Page and application data records:
BEGIN

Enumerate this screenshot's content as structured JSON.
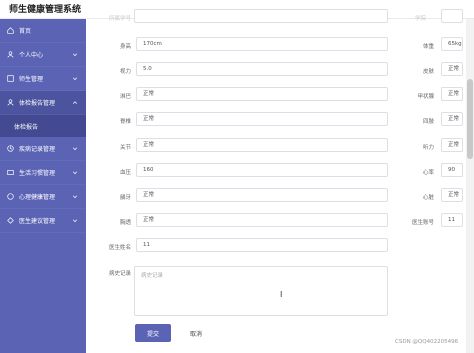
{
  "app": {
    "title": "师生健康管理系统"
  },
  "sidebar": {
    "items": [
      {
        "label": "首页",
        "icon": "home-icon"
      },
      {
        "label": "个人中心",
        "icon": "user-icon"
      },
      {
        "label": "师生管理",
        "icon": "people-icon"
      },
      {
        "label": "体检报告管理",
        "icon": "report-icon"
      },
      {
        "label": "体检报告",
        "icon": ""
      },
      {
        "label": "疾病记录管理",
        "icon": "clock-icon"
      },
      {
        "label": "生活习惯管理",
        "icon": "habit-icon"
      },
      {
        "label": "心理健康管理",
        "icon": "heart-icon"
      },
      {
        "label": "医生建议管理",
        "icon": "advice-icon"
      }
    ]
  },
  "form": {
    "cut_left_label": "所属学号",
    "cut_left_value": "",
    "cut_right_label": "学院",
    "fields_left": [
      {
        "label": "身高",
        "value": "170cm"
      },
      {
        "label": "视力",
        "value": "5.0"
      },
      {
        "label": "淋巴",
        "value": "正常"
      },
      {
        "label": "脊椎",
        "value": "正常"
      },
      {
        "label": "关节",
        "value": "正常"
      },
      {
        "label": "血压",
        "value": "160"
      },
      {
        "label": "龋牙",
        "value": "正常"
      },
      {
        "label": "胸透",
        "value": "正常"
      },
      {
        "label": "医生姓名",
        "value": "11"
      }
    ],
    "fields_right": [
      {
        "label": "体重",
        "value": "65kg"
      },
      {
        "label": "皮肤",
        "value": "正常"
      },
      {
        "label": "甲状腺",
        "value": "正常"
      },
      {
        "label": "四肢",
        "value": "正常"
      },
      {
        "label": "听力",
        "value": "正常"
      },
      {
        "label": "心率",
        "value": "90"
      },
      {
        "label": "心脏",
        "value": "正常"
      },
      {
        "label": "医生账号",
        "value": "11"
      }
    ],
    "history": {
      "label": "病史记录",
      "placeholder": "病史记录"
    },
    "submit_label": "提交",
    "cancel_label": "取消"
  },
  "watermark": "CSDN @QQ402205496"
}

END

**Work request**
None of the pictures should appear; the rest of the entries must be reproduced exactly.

**Task solution**
Enumerate this screenshot's content as structured JSON.
{
  "app": {
    "title": "师生健康管理系统"
  },
  "sidebar": {
    "items": [
      {
        "label": "首页",
        "icon": "home-icon"
      },
      {
        "label": "个人中心",
        "icon": "user-icon"
      },
      {
        "label": "师生管理",
        "icon": "people-icon"
      },
      {
        "label": "体检报告管理",
        "icon": "report-icon"
      },
      {
        "label": "体检报告",
        "icon": ""
      },
      {
        "label": "疾病记录管理",
        "icon": "clock-icon"
      },
      {
        "label": "生活习惯管理",
        "icon": "habit-icon"
      },
      {
        "label": "心理健康管理",
        "icon": "heart-icon"
      },
      {
        "label": "医生建议管理",
        "icon": "advice-icon"
      }
    ]
  },
  "form": {
    "cut_left_label": "所属学号",
    "cut_left_value": "",
    "cut_right_label": "学院",
    "fields_left": [
      {
        "label": "身高",
        "value": "170cm"
      },
      {
        "label": "视力",
        "value": "5.0"
      },
      {
        "label": "淋巴",
        "value": "正常"
      },
      {
        "label": "脊椎",
        "value": "正常"
      },
      {
        "label": "关节",
        "value": "正常"
      },
      {
        "label": "血压",
        "value": "160"
      },
      {
        "label": "龋牙",
        "value": "正常"
      },
      {
        "label": "胸透",
        "value": "正常"
      },
      {
        "label": "医生姓名",
        "value": "11"
      }
    ],
    "fields_right": [
      {
        "label": "体重",
        "value": "65kg"
      },
      {
        "label": "皮肤",
        "value": "正常"
      },
      {
        "label": "甲状腺",
        "value": "正常"
      },
      {
        "label": "四肢",
        "value": "正常"
      },
      {
        "label": "听力",
        "value": "正常"
      },
      {
        "label": "心率",
        "value": "90"
      },
      {
        "label": "心脏",
        "value": "正常"
      },
      {
        "label": "医生账号",
        "value": "11"
      }
    ],
    "history": {
      "label": "病史记录",
      "placeholder": "病史记录"
    },
    "submit_label": "提交",
    "cancel_label": "取消"
  },
  "watermark": "CSDN @QQ402205496"
}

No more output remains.